### TASK REQUIREMENTS:
The data below is to be repeated in full, exactly as shown.
*** EXTRACTED RECORDS
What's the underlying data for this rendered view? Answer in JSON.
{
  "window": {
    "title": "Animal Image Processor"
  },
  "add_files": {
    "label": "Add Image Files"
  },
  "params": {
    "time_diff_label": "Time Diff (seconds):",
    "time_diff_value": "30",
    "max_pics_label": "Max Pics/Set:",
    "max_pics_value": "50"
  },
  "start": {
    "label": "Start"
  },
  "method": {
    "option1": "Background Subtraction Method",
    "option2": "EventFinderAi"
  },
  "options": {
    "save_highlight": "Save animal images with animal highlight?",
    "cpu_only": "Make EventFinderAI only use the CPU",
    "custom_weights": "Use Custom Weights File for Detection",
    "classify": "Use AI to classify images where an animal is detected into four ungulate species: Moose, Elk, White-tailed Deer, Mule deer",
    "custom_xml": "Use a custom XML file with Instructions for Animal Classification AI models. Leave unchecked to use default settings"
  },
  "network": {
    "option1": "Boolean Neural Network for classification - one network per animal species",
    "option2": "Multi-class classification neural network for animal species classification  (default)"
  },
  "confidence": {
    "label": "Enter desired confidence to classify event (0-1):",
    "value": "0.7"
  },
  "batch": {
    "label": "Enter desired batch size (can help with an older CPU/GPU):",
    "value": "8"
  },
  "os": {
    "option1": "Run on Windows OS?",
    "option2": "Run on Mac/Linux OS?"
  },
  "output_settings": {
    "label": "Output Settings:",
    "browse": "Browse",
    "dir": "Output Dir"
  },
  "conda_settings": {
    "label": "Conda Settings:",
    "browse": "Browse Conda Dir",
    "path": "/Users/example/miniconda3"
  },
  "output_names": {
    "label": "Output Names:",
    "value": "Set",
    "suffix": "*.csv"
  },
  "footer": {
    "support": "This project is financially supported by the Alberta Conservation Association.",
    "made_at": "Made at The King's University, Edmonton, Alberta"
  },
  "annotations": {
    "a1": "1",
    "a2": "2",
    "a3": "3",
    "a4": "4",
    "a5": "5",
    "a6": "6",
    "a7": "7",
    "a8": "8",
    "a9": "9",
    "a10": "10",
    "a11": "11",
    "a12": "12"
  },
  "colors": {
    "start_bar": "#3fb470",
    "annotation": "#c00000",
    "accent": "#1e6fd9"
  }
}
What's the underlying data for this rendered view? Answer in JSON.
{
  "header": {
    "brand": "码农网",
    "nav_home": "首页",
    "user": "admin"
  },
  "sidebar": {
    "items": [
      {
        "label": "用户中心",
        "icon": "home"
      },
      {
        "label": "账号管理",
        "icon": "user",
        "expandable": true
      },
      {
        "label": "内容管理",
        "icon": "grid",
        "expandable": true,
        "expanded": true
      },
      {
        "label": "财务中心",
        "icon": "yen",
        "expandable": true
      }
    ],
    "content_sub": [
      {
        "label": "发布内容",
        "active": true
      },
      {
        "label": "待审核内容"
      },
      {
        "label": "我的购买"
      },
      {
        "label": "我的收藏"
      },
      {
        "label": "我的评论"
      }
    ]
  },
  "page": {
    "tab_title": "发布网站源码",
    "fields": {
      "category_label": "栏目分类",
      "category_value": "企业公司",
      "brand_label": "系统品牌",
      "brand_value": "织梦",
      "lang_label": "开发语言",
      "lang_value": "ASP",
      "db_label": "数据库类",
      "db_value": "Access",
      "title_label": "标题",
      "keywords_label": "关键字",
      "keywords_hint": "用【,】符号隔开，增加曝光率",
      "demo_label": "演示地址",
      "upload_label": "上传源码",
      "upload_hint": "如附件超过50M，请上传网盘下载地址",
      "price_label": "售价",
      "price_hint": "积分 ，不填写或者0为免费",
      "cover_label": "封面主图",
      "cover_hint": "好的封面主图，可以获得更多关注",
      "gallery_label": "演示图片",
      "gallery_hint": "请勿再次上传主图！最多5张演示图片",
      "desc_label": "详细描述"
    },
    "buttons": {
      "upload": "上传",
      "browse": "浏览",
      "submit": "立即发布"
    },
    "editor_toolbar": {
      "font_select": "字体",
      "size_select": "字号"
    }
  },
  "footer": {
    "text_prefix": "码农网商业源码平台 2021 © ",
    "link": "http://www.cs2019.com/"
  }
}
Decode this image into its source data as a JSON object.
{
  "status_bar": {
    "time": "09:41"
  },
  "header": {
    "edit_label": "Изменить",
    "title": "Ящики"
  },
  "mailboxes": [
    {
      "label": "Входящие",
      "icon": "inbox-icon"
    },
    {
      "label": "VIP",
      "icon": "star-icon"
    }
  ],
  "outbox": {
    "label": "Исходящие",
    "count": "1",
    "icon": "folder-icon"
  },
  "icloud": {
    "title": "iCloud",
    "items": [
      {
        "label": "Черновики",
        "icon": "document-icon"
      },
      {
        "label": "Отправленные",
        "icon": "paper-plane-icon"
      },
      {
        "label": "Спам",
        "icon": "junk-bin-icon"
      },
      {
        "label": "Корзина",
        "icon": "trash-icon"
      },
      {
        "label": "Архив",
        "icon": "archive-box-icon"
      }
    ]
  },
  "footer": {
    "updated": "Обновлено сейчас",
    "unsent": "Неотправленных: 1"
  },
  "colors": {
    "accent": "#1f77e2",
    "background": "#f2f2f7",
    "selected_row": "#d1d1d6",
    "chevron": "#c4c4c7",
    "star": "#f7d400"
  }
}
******
### OUTPUT BELOW:
What's the underlying data for this rendered view? Answer in JSON.
{
  "window": {
    "title": "Animal Image Processor"
  },
  "add_files": {
    "label": "Add Image Files"
  },
  "params": {
    "time_diff_label": "Time Diff (seconds):",
    "time_diff_value": "30",
    "max_pics_label": "Max Pics/Set:",
    "max_pics_value": "50"
  },
  "start": {
    "label": "Start"
  },
  "method": {
    "option1": "Background Subtraction Method",
    "option2": "EventFinderAi"
  },
  "options": {
    "save_highlight": "Save animal images with animal highlight?",
    "cpu_only": "Make EventFinderAI only use the CPU",
    "custom_weights": "Use Custom Weights File for Detection",
    "classify": "Use AI to classify images where an animal is detected into four ungulate species: Moose, Elk, White-tailed Deer, Mule deer",
    "custom_xml": "Use a custom XML file with Instructions for Animal Classification AI models. Leave unchecked to use default settings"
  },
  "network": {
    "option1": "Boolean Neural Network for classification - one network per animal species",
    "option2": "Multi-class classification neural network for animal species classification  (default)"
  },
  "confidence": {
    "label": "Enter desired confidence to classify event (0-1):",
    "value": "0.7"
  },
  "batch": {
    "label": "Enter desired batch size (can help with an older CPU/GPU):",
    "value": "8"
  },
  "os": {
    "option1": "Run on Windows OS?",
    "option2": "Run on Mac/Linux OS?"
  },
  "output_settings": {
    "label": "Output Settings:",
    "browse": "Browse",
    "dir": "Output Dir"
  },
  "conda_settings": {
    "label": "Conda Settings:",
    "browse": "Browse Conda Dir",
    "path": "/Users/example/miniconda3"
  },
  "output_names": {
    "label": "Output Names:",
    "value": "Set",
    "suffix": "*.csv"
  },
  "footer": {
    "support": "This project is financially supported by the Alberta Conservation Association.",
    "made_at": "Made at The King's University, Edmonton, Alberta"
  },
  "annotations": {
    "a1": "1",
    "a2": "2",
    "a3": "3",
    "a4": "4",
    "a5": "5",
    "a6": "6",
    "a7": "7",
    "a8": "8",
    "a9": "9",
    "a10": "10",
    "a11": "11",
    "a12": "12"
  },
  "colors": {
    "start_bar": "#3fb470",
    "annotation": "#c00000",
    "accent": "#1e6fd9"
  }
}
What's the underlying data for this rendered view? Answer in JSON.
{
  "header": {
    "brand": "码农网",
    "nav_home": "首页",
    "user": "admin"
  },
  "sidebar": {
    "items": [
      {
        "label": "用户中心",
        "icon": "home"
      },
      {
        "label": "账号管理",
        "icon": "user",
        "expandable": true
      },
      {
        "label": "内容管理",
        "icon": "grid",
        "expandable": true,
        "expanded": true
      },
      {
        "label": "财务中心",
        "icon": "yen",
        "expandable": true
      }
    ],
    "content_sub": [
      {
        "label": "发布内容",
        "active": true
      },
      {
        "label": "待审核内容"
      },
      {
        "label": "我的购买"
      },
      {
        "label": "我的收藏"
      },
      {
        "label": "我的评论"
      }
    ]
  },
  "page": {
    "tab_title": "发布网站源码",
    "fields": {
      "category_label": "栏目分类",
      "category_value": "企业公司",
      "brand_label": "系统品牌",
      "brand_value": "织梦",
      "lang_label": "开发语言",
      "lang_value": "ASP",
      "db_label": "数据库类",
      "db_value": "Access",
      "title_label": "标题",
      "keywords_label": "关键字",
      "keywords_hint": "用【,】符号隔开，增加曝光率",
      "demo_label": "演示地址",
      "upload_label": "上传源码",
      "upload_hint": "如附件超过50M，请上传网盘下载地址",
      "price_label": "售价",
      "price_hint": "积分 ，不填写或者0为免费",
      "cover_label": "封面主图",
      "cover_hint": "好的封面主图，可以获得更多关注",
      "gallery_label": "演示图片",
      "gallery_hint": "请勿再次上传主图！最多5张演示图片",
      "desc_label": "详细描述"
    },
    "buttons": {
      "upload": "上传",
      "browse": "浏览",
      "submit": "立即发布"
    },
    "editor_toolbar": {
      "font_select": "字体",
      "size_select": "字号"
    }
  },
  "footer": {
    "text_prefix": "码农网商业源码平台 2021 © ",
    "link": "http://www.cs2019.com/"
  }
}
Decode this image into its source data as a JSON object.
{
  "status_bar": {
    "time": "09:41"
  },
  "header": {
    "edit_label": "Изменить",
    "title": "Ящики"
  },
  "mailboxes": [
    {
      "label": "Входящие",
      "icon": "inbox-icon"
    },
    {
      "label": "VIP",
      "icon": "star-icon"
    }
  ],
  "outbox": {
    "label": "Исходящие",
    "count": "1",
    "icon": "folder-icon"
  },
  "icloud": {
    "title": "iCloud",
    "items": [
      {
        "label": "Черновики",
        "icon": "document-icon"
      },
      {
        "label": "Отправленные",
        "icon": "paper-plane-icon"
      },
      {
        "label": "Спам",
        "icon": "junk-bin-icon"
      },
      {
        "label": "Корзина",
        "icon": "trash-icon"
      },
      {
        "label": "Архив",
        "icon": "archive-box-icon"
      }
    ]
  },
  "footer": {
    "updated": "Обновлено сейчас",
    "unsent": "Неотправленных: 1"
  },
  "colors": {
    "accent": "#1f77e2",
    "background": "#f2f2f7",
    "selected_row": "#d1d1d6",
    "chevron": "#c4c4c7",
    "star": "#f7d400"
  }
}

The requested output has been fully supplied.